Rafed English

Is your home making you ill?

Americans spend the majority of their time indoors, much of which is spent within the confines of their homes. It’s important to understand which household factors contribute to ailments and how they can be prevented.

Below, we’ll discuss some of factors that can make you sick at home and what can be done to eradicate them.


Arsenic is a preservative that was used in wood furniture, fencing and decking prior to 2005. Its purpose was to keep the wood from rotting. Children that touch wood that contains arsenic and then place their hands in their mouth can be susceptible to side effects such as nausea.

More severe side effects from long-term exposure are cancer and blindness. Arsenic can also leak into the ground and affect plants growing nearby. Arsenic is a threat only if the wood is not sealed, so to be sure to use a sealer once per season.


Radon is a gas that is created when uranium breaks down in the soil, rocks and water. In small amounts, it is not harmful to your health. However, in large amounts, radon can cause lung cancer.

Radon can contaminate your drinking water, especially if it comes from a well. Because it is the lowest level in your home (and closest to the ground), radon can also be found in your basement. Sealing a home can help reduce radon levels and home testing kits are available. Be sure to closely follow the directions on the testing kits as failure to do so can result in a false reading.

Carbon monoxide

Like radon, carbon monoxide, is an odorless colorless gas that can be fatal, but at a more rapid rate. Sources of carbon monoxide in the home can be gas appliances with improper ventilation, a malfunctioning furnace and a clogged chimney.

High levels can cause death rapidly. However, non-lethal levels can also cause headaches, nausea, vomiting, chest pain and confusion. Because these symptoms are similar to many other medical conditions, it can be difficult to diagnose carbon monoxide poisoning.


When too much moisture builds up, it causes mildew, which leads to mold. One of mold’s favorite places to grow is the bathroom. To prevent mold, dry off all surfaces that collect standing water.

It’s also important that your bathroom has proper ventilation. It’s recommended that you run a vent fan after every shower for at least 20 minutes to prevent mildew production. Make sure your fan is a true exhaust fan that dissipates the humid air. A fan that does not do this can vent damp air into an area such as your attic that encourages mold growth.

Household cleaners

Believe it or not, household cleaners, the very thing that is supposed to protect you and your family from illness, can actually cause them. Components of the cleaner evaporate into the air and can be inhaled, while ingredients in cleaners such as bleach can make you dizzy, nauseous and light-headed.

Fragrances in cleaners can also cause irritation because of the ingredients they are comprised of. Use natural cleaners with ingredients such as baking soda, vinegar and water when cleaning for a healthier home.

Kitchen sponge

Sponges are an environmentally friendly alternative to paper towels. However, they can also be hazardous to your health. Cleaning them with a bleach solution may not completely eradicate germs, leaving you susceptible to illness.

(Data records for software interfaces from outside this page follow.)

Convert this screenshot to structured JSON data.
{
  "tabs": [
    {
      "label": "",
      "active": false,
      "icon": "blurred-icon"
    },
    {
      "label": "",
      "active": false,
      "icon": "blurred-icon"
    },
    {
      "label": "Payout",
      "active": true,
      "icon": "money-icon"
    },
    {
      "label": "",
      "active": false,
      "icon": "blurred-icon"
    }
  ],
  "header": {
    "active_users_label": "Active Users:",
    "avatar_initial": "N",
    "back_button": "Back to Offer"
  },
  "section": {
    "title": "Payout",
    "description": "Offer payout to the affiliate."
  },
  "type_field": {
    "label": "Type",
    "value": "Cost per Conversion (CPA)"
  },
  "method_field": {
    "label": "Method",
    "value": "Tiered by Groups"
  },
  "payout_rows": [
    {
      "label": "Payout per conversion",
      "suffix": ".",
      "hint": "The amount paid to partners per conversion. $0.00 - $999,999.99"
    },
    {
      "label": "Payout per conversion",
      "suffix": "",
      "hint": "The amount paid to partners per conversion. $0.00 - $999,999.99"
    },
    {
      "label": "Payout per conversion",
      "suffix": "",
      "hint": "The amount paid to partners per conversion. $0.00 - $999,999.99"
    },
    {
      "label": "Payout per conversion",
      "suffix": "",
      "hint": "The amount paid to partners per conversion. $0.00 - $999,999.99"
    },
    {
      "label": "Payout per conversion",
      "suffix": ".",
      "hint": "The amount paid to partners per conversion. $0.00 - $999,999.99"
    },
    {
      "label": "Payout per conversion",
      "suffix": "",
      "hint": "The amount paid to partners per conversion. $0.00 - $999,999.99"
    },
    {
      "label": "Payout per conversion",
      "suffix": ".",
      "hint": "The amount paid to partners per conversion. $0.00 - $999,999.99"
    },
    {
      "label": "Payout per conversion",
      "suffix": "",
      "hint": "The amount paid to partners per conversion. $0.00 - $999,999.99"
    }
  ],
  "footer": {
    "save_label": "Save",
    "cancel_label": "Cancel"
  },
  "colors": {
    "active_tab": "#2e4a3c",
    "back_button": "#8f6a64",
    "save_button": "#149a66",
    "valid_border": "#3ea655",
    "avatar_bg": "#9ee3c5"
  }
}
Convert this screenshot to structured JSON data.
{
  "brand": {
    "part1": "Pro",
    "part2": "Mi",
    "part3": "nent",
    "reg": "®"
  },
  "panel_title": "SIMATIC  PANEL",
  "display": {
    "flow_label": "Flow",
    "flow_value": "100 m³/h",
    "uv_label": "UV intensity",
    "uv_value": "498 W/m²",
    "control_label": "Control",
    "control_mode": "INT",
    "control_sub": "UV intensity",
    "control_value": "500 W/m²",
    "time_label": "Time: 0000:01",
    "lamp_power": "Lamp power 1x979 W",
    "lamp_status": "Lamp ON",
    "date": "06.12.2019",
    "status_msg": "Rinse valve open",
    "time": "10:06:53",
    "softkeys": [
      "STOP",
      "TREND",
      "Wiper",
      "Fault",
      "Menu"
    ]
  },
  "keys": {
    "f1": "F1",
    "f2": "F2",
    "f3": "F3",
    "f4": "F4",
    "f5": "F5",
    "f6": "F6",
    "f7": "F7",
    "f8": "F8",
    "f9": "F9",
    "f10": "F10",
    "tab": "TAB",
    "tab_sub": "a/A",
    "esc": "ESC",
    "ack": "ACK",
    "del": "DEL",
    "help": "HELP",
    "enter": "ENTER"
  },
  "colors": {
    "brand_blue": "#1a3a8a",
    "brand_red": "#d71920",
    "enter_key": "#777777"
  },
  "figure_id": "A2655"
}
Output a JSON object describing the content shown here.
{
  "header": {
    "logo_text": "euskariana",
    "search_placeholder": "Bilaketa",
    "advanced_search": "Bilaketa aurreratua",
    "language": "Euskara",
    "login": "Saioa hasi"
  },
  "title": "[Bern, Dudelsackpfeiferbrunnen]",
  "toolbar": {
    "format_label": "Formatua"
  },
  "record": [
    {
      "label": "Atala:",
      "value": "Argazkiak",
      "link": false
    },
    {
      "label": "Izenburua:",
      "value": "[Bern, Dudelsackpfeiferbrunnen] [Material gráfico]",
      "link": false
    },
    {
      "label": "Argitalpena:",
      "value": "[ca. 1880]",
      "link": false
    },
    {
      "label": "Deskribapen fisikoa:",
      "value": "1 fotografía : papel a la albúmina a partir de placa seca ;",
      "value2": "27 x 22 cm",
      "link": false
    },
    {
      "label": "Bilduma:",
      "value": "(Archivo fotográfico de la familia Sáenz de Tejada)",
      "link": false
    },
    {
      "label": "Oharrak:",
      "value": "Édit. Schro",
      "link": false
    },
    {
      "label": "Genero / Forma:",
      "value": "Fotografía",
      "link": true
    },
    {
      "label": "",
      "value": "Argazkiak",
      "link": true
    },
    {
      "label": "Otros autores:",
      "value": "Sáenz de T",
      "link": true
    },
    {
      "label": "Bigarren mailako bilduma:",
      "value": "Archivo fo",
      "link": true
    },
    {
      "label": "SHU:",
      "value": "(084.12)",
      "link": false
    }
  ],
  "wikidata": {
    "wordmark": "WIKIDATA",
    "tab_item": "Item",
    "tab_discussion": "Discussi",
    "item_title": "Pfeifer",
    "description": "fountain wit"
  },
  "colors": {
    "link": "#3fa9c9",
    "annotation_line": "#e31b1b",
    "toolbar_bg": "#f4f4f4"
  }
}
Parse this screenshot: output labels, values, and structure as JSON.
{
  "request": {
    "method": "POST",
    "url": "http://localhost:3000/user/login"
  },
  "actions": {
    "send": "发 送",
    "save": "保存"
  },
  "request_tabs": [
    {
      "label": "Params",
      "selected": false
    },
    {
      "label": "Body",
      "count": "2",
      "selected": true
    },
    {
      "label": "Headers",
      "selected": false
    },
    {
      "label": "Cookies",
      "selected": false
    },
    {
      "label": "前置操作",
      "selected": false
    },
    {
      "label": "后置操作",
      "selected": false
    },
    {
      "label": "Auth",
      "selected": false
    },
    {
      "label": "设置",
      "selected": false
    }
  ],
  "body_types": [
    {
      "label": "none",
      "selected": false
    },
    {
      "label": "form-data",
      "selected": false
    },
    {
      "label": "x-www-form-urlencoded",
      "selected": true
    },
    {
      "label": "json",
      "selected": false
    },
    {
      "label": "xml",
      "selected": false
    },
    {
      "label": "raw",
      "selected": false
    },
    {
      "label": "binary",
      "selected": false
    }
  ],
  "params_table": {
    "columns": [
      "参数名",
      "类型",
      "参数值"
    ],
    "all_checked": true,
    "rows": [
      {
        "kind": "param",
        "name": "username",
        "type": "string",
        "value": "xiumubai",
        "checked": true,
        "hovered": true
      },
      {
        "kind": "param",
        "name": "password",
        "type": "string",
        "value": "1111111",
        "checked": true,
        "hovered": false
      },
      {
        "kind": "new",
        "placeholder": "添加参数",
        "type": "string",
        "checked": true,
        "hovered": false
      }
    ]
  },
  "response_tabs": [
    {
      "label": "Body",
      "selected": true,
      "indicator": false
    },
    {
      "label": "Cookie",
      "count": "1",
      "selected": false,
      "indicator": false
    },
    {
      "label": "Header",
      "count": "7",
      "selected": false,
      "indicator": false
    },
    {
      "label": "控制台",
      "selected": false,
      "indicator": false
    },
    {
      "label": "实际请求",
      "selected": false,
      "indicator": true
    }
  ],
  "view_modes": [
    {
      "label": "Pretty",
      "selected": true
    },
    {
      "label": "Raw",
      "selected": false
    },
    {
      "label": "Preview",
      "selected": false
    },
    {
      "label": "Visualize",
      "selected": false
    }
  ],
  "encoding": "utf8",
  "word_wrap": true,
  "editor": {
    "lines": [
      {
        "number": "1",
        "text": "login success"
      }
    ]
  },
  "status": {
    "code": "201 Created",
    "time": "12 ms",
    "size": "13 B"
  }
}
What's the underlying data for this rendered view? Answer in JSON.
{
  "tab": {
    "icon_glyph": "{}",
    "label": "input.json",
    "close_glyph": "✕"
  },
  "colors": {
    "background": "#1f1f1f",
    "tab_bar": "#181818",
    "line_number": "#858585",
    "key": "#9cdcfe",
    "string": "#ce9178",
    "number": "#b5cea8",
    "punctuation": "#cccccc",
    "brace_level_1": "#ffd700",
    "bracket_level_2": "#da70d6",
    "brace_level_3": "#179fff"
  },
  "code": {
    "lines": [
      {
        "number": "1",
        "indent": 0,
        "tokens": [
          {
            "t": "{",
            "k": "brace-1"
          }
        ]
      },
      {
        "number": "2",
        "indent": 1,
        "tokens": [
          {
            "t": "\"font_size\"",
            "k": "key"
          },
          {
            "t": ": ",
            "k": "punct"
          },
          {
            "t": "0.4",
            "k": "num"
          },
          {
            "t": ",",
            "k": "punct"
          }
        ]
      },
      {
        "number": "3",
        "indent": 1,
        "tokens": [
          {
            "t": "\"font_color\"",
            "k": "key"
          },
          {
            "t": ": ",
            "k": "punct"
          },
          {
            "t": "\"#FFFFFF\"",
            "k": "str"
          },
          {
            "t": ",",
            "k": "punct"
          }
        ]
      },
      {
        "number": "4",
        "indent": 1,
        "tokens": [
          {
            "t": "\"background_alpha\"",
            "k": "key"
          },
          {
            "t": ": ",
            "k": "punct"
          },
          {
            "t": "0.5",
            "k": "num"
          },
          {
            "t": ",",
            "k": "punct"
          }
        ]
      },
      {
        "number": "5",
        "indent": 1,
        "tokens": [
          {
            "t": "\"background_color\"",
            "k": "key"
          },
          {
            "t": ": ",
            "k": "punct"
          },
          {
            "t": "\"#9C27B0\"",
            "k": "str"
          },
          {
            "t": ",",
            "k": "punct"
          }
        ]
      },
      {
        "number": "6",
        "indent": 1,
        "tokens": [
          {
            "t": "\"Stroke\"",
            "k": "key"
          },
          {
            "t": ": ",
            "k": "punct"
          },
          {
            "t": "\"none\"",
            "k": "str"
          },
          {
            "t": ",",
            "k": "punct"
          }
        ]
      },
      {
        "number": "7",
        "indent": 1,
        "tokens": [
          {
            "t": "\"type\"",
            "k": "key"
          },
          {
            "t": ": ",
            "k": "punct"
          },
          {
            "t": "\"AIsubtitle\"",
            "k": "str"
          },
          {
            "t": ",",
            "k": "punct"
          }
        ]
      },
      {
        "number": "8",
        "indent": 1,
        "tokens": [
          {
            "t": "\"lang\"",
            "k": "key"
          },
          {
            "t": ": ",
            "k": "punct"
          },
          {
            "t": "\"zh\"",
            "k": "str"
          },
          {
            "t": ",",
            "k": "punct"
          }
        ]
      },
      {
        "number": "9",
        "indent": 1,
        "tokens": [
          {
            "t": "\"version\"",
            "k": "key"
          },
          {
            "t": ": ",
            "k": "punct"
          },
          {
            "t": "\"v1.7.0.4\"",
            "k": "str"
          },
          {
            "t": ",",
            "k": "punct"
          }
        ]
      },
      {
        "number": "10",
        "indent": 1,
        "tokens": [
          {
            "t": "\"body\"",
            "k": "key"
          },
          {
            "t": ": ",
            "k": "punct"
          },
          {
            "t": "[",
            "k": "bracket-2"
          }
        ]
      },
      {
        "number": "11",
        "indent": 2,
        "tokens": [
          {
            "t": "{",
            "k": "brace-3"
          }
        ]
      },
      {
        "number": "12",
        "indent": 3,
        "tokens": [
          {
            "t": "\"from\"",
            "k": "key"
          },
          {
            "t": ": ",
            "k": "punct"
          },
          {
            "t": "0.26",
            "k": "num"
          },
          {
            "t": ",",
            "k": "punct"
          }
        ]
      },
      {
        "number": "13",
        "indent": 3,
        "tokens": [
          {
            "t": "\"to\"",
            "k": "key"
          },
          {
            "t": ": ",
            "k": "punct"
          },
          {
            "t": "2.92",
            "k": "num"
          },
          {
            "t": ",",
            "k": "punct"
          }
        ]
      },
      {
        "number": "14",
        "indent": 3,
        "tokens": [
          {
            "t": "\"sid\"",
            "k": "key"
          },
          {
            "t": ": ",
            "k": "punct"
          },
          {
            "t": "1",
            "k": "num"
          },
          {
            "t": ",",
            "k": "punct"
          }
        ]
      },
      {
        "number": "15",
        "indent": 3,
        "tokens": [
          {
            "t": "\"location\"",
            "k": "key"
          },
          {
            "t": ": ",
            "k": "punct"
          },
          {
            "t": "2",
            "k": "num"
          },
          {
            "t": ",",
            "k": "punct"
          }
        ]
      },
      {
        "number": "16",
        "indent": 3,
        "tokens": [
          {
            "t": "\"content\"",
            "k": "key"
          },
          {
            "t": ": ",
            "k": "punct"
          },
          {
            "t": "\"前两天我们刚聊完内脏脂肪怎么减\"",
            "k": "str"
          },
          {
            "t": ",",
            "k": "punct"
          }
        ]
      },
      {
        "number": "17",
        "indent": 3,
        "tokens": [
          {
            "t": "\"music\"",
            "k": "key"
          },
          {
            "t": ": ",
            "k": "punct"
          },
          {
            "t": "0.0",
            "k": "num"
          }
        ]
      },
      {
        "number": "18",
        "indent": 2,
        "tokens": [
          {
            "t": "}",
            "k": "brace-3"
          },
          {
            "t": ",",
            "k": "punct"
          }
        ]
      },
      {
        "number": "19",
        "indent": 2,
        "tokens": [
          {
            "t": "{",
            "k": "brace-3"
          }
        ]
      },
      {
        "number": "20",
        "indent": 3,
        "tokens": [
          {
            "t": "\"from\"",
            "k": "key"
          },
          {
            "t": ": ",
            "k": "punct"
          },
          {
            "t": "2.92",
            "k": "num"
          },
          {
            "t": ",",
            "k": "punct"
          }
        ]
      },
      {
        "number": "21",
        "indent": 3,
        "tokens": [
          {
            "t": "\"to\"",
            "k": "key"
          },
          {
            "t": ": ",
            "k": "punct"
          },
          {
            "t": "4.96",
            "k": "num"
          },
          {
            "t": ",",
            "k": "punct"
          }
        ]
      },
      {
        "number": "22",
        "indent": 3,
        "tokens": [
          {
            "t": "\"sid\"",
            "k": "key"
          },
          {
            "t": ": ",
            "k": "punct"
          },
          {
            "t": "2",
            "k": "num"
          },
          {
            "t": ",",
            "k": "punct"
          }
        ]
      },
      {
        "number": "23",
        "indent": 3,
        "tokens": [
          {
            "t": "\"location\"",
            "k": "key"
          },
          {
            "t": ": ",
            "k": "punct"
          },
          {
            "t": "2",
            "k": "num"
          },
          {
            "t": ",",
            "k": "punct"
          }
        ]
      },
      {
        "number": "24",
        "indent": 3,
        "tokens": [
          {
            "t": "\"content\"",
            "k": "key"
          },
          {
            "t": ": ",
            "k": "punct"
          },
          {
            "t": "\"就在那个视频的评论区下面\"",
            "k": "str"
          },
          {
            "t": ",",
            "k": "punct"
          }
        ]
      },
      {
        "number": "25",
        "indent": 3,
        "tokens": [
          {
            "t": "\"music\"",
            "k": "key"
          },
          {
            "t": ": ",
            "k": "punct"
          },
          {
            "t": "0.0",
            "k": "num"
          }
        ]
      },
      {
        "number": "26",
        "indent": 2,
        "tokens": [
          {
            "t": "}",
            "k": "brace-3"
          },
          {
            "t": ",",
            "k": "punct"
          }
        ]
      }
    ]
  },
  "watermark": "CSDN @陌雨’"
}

The best ways to disinfect a sponge are to place it in the microwave in a small bowl of water for a minute or run it through a cycle in your dishwasher.


Dust mites are invisible to the naked eye but they can wreak havoc if you are allergic to them. Often found in beds, they can cause itchy eyes, congestion, sneezing and shortness of breath.

Wash your sheets and comforter weekly in hot water to minimize your exposure to dust mites. It’s also recommended that you wash or replace your pillow twice a year.

Share this article

Comments 0

Your comment

Comment description